NORTH TONAWANDA — A federal grant will contribute nearly $700,000 toward the rebuilding of an old marina, which will take place as a shuttered yacht club is refurbished into a new, public waterfront restaurant where boaters can pull in for a meal.
"This is very good news for people who have been looking for things to do along our riverfront," said Mayor Robert Ortt. "We hope to be able to do some work this spring."
To help bring new life to the former home of the Niagara River Yacht Club on River Road, next to Gratwick Park, the city has also been in the midst of setting up a lease agreement with the same company that runs Templeton Landing restaurant on Buffalo's waterfront.
Specialty Restaurants Corp. intends to renovate the old clubhouse and has tentatively named its new North Tonawanda restaurant "Lumberjacks."
Ortt expects the federal $686,919 grant, announced this week, to bring the city enough money to take care of the rest of the needs at the former yacht club site: repair of the docks and surrounding area so boaters can stop in.
The federal grant will be put together with $300,000 in Greenway money available to the city as part of the relicensing agreement with the New York Power Authority on the Niagara Power Project.
Now, with close to $1 million, the city will be able to start work this spring, at about the same time the California-based restaurant company will begin its renovation work, Ortt said.
"We're very confident this is going to go a long way," he said.
Ortt said that the restaurant will be open during the May-to-October boating season and that the company hopes to be ready in time for part of this year's season. "It would be a multiyear deal, probably with an option for renewal," he said of the pending arrangement.
The new federal grant, from the U. S. Department of the Interior, came in because of a September application submitted by Applied Technology Management, a South Carolinabased engineering firm that specializes in waterfront development.
Already, the city is in the midst of negotiating with a concert promoter to have three summer concerts along the river at Gratwick Park.
The city's long-percolating plans to attract people and offer more waterfront activities are developing nicely, Ortt said.
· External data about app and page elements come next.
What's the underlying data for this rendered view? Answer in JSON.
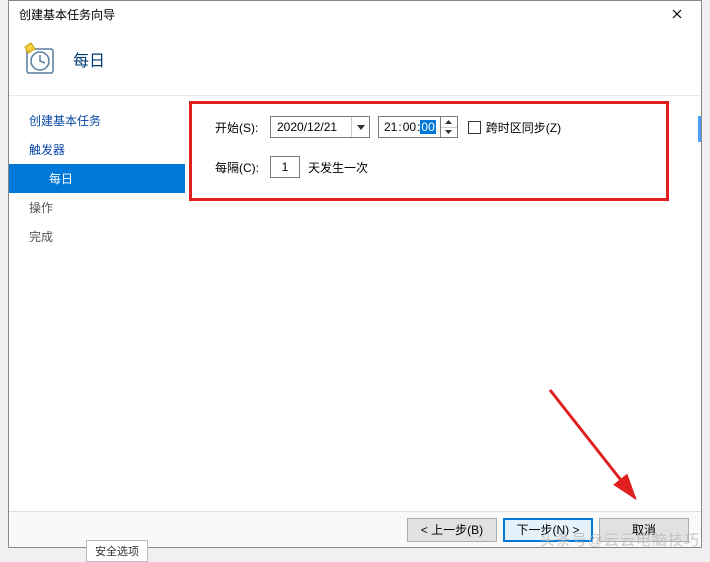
{
  "window": {
    "title": "创建基本任务向导"
  },
  "header": {
    "heading": "每日"
  },
  "sidebar": {
    "items": [
      {
        "label": "创建基本任务"
      },
      {
        "label": "触发器"
      },
      {
        "label": "每日"
      },
      {
        "label": "操作"
      },
      {
        "label": "完成"
      }
    ]
  },
  "form": {
    "start_label": "开始(S):",
    "date_value": "2020/12/21",
    "time_hh": "21",
    "time_mm": "00",
    "time_ss": "00",
    "tz_label": "跨时区同步(Z)",
    "interval_label": "每隔(C):",
    "interval_value": "1",
    "interval_suffix": "天发生一次"
  },
  "footer": {
    "back": "< 上一步(B)",
    "next": "下一步(N) >",
    "cancel": "取消"
  },
  "watermark": "头条号@云云电脑技巧",
  "fragment": "安全选项"
}
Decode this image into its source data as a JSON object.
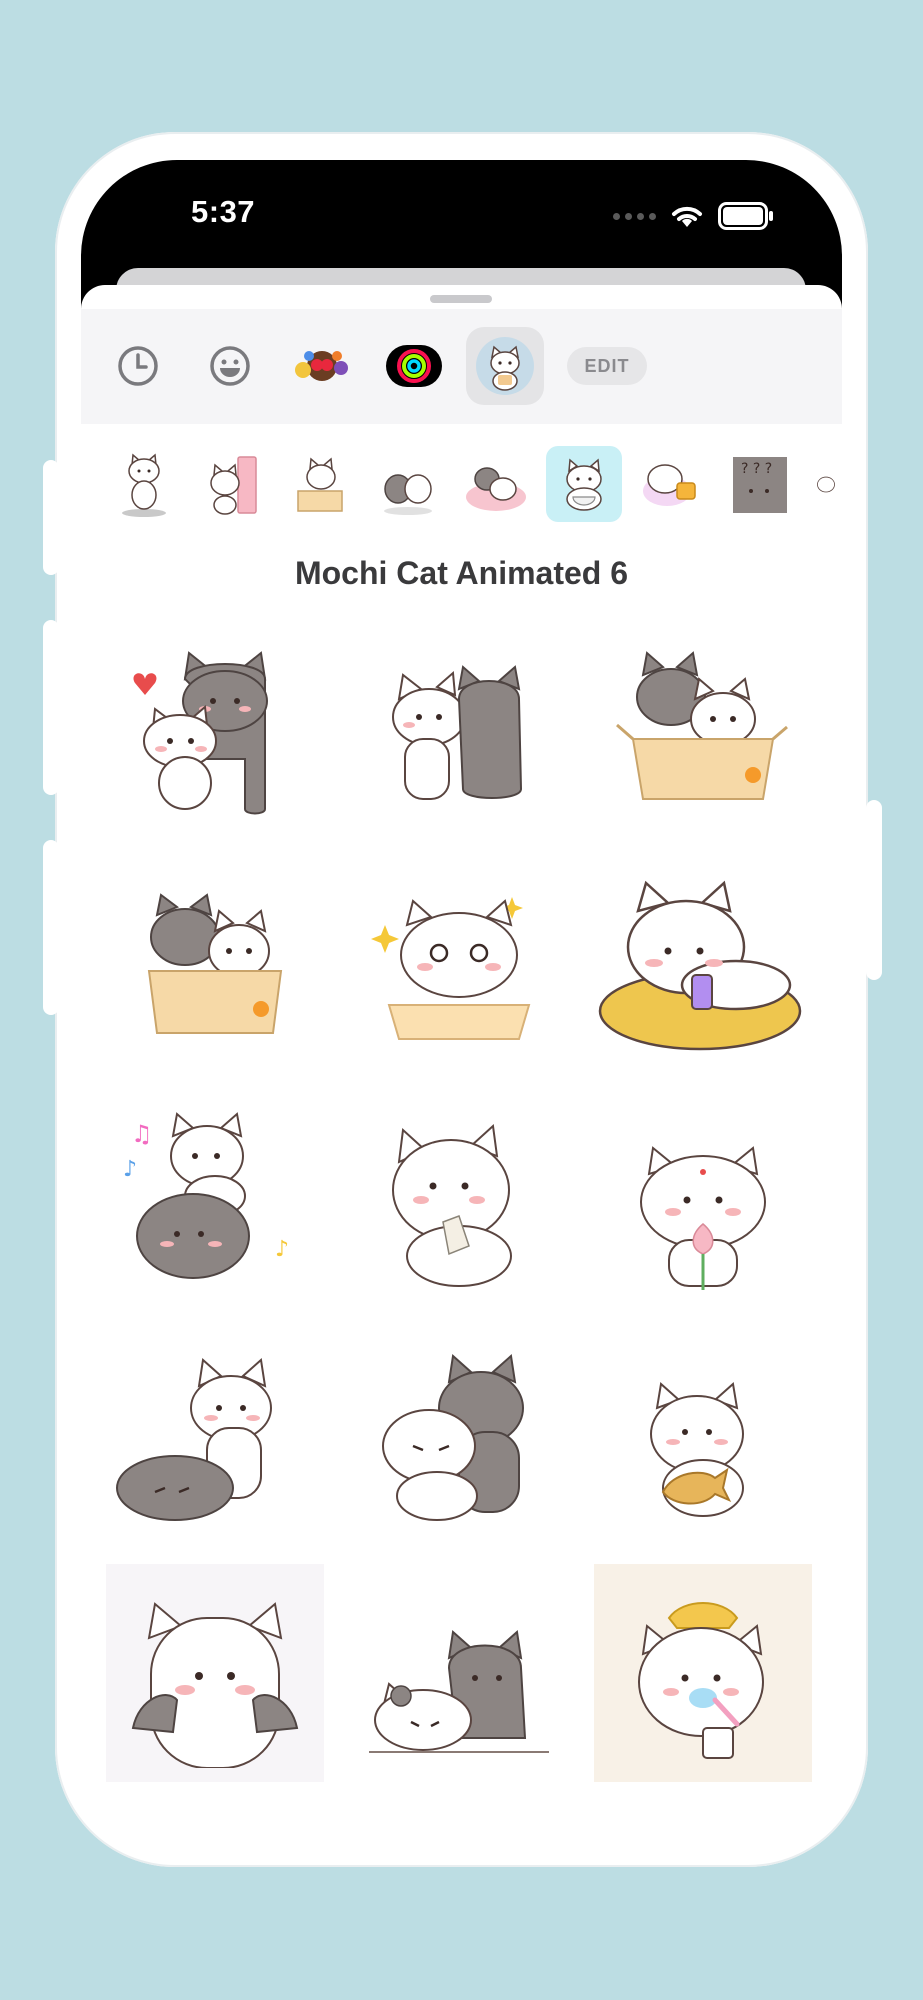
{
  "status_bar": {
    "time": "5:37"
  },
  "tabs": [
    {
      "icon": "recent-clock-icon"
    },
    {
      "icon": "emoji-smiley-icon"
    },
    {
      "icon": "emoji-pack-icon"
    },
    {
      "icon": "activity-rings-icon"
    },
    {
      "icon": "mochi-cat-app-icon"
    }
  ],
  "edit_label": "EDIT",
  "pack_title": "Mochi Cat Animated 6",
  "sticker_names": [
    "mochi-hug-heart-sticker",
    "mochi-kiss-sticker",
    "mochi-box-pair-sticker",
    "mochi-box-peek-sticker",
    "mochi-sparkle-eyes-sticker",
    "mochi-phone-bed-sticker",
    "mochi-music-ride-sticker",
    "mochi-tissue-cry-sticker",
    "mochi-lotus-sticker",
    "mochi-poke-sticker",
    "mochi-cuddle-sticker",
    "mochi-taiyaki-sticker",
    "mochi-cheek-squish-sticker",
    "mochi-sleepy-pair-sticker",
    "mochi-toothbrush-sticker"
  ],
  "colors": {
    "background": "#bcdde3",
    "active_pack": "#c9f0f6",
    "white_cat": "#ffffff",
    "grey_cat": "#8c8583",
    "blush": "#f6b5b8"
  }
}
Finding a new use for the old marina site, empty for about six years, was one of the issues he advocated during his campaign for mayor.
"A lot of things are coalescing," Ortt said. "Hopefully that will give a lot of positive economic results for the city."